After more half-hearted strikes I finally realized that most hits were coming from faster water as I was passing through. I rarely focus on broken, rolling pocket water at night, but it was time for a change.
So, I was above the Big Hole around 12:45, river-right side, in the first thirty yards of the run — it’s a night hot-spot for me. But instead of fishing the edges, in the soft stuff, I decided to fish my two wet flies as nymphs, dead drifted at close range, right into the heart of the same water I would nymph in the daylight.
I caught my first fish around 1:00 am, as the flies drifted and stalled in a mid-stream slick with mixed, heavy water. A good fish too. And then another.
A little more of that with the fly line, then I quickly swapped out to the Mono Rig and a night sighter. It fished like a dream. After throwing fly line around for the last month, I forgot how much I love using the Mono Rig for night fishing. I had great control at even longer distances, and started nymphing the flies with precision. But I stayed with wet flies, small streamers and buggers, bigger than the average flies in my nymph box, but smaller than my favorite night patterns.
I hit something just right, and for the next hour or so, I picked up fish every time I found the right water type.
The night sighter and Mono Rig gave me excellent control over dead drifts and the option to fish in other ways too. I caught the next fish on a streamer presentation by floating the night sighter. It’s a two-foot piece of floating fly line, so I use it to guide the flies and establish a little bit of drag (the good kind). I settled into a system. For every likely spot, I started with casts far across stream, fishing flies on a swing and a hand-twist retrieve. Then I moved close, casting the flies up and across, using a streamer-style retrieve. Finally, I moved in close to dead drift my flies on a tight line. Often, I’d let the dead drift swing out below me, allowing the flies to swing up in the water column once the line tightened.
It was a good night but too short, as time passed … unusually. The reality of tomorrow forced me away from a great night bite, and I walked back only half-satisfied through the starlit forest. When I crossed the river in the shallows. I still spotted no trout within the circumference of my lamp.
So I learned some things, and I was reminded of others. To stay productive at night, it’s not good enough for me to simply tie on a big chunk of fur and foam and keep slugging away. Sure, I get into the trophy hunting mindset too (big fish eat big flies, and I’m looking to catch the biggest fish in the river). I can enjoy that for a while.
But most nights are too short for me to wait patiently. And I’ve turned up some damn good fish by switching things up too.
**Note** The Night Sighter
I’ve gotten a number of questions about the night sighter.
It’s a one to two foot piece of a glow-in-the-dark fly line (the running line part of a weight-forward line). The diameter is about .028”. I nail knot 6 inch pieces of 15 pound Maxima Chameleon to each end, and then tippet rings to those Chameleon ends.
It’s really a fantastic, versatile solution, and a true game changer for night fishing.
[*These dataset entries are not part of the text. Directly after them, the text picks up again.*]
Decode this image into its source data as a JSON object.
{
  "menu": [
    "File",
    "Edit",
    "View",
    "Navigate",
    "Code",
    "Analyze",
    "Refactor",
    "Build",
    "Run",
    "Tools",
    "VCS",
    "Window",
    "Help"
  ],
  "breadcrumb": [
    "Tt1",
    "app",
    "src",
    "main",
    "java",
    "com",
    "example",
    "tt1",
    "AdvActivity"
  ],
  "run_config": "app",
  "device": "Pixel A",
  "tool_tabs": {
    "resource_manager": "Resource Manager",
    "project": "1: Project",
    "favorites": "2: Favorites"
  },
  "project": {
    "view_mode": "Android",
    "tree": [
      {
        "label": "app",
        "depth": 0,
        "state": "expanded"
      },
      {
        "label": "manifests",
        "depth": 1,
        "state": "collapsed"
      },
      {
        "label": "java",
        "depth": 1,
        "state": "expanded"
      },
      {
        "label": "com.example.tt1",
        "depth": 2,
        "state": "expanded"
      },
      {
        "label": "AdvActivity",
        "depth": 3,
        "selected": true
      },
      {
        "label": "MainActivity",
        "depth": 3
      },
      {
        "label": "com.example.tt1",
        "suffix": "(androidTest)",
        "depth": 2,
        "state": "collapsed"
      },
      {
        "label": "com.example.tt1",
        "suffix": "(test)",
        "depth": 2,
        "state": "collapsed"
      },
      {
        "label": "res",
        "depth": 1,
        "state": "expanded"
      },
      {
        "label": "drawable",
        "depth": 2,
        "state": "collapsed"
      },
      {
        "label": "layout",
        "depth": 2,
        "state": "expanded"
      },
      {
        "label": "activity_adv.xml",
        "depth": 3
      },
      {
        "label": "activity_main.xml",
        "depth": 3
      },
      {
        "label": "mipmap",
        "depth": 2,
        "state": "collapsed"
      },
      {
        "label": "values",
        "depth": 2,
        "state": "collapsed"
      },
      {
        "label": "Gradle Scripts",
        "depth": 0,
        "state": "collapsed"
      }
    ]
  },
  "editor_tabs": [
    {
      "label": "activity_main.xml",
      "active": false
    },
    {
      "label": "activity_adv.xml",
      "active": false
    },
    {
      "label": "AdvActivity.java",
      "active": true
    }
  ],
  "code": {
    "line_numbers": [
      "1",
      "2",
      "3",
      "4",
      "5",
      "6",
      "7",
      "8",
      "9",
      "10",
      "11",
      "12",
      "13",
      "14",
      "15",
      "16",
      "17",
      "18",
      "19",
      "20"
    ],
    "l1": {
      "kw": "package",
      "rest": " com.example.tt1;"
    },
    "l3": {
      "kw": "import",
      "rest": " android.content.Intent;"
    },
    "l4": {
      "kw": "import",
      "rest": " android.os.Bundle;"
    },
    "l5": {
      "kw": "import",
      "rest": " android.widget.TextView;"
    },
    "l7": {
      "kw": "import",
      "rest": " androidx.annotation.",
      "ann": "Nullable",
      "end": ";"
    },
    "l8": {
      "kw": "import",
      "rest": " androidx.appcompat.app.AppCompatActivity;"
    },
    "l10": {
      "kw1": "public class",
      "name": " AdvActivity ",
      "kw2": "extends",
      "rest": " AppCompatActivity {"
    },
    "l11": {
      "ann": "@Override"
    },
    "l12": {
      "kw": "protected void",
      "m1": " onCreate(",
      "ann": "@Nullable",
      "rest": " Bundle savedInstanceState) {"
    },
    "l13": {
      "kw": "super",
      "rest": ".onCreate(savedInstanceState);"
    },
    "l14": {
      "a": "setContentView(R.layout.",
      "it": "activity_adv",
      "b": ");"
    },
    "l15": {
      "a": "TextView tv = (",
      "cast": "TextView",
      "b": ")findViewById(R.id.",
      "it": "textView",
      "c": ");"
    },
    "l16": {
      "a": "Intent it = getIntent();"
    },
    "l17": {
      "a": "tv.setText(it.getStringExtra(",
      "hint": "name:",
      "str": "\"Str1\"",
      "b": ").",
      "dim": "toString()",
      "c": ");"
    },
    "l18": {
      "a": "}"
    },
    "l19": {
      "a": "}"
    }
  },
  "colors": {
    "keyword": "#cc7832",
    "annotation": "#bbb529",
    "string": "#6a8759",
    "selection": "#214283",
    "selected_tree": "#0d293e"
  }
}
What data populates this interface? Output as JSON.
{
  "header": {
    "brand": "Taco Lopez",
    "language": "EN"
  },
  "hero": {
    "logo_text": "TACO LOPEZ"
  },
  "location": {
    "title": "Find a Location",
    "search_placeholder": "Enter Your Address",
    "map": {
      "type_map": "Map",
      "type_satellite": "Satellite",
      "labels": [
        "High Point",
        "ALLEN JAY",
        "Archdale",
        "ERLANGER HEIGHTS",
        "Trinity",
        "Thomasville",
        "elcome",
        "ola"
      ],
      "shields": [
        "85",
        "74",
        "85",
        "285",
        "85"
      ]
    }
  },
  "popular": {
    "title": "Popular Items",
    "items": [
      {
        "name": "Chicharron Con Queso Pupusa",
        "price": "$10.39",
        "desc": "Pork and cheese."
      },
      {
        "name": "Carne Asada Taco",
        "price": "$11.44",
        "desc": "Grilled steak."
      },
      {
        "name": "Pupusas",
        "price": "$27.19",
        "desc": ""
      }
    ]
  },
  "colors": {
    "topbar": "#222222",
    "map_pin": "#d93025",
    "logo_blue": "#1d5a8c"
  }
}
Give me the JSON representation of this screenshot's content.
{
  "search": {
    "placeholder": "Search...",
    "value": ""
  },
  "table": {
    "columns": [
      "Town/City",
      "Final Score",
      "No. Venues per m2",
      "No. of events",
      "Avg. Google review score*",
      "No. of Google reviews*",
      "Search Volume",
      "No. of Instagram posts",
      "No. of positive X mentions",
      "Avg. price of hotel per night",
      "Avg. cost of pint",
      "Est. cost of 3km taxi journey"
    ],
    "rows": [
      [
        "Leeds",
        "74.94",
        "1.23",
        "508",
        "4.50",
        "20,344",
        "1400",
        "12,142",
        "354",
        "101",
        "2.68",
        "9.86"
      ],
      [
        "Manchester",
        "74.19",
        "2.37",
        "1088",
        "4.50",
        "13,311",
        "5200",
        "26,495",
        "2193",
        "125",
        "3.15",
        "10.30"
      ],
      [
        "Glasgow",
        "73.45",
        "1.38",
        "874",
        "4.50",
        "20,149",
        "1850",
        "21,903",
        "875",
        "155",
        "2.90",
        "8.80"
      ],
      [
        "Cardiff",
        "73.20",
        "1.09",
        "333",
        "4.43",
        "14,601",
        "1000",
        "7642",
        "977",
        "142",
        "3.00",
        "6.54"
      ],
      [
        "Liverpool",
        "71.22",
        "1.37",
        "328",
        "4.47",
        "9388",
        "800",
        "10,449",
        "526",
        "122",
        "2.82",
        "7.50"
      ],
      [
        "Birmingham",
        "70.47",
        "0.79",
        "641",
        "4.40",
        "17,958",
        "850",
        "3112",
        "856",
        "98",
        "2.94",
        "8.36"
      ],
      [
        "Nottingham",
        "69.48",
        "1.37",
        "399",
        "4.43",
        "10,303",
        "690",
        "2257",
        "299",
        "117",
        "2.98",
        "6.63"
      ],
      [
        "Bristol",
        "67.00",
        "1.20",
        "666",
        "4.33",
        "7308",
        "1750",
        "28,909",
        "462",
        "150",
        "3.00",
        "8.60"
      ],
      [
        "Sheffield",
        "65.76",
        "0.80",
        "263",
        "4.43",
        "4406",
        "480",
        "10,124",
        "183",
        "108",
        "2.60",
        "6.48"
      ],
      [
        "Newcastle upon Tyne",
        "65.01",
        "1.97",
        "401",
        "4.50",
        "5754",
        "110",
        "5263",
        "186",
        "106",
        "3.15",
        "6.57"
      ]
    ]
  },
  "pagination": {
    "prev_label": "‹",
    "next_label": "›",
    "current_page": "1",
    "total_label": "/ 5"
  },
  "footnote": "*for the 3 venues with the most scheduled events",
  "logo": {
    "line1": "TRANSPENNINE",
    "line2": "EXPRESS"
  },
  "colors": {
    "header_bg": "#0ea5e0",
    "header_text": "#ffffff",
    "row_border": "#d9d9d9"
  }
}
I use the night sighter on the Mono Rig, but you can also attach it after any fly line and before the leader, providing a highly visible section in a standard fly-line/leader setup.
I suspect that you don’t have a glow-in-the-dark fly line that you want to chop up into two-foot pieces. But if you want a night sighter, I’ll mail you one for $20.
As part of the deal, I’ll also need a good night fishing report from you in return.
Good luck out there.
Enjoy the day.
T R O U T B I T T E N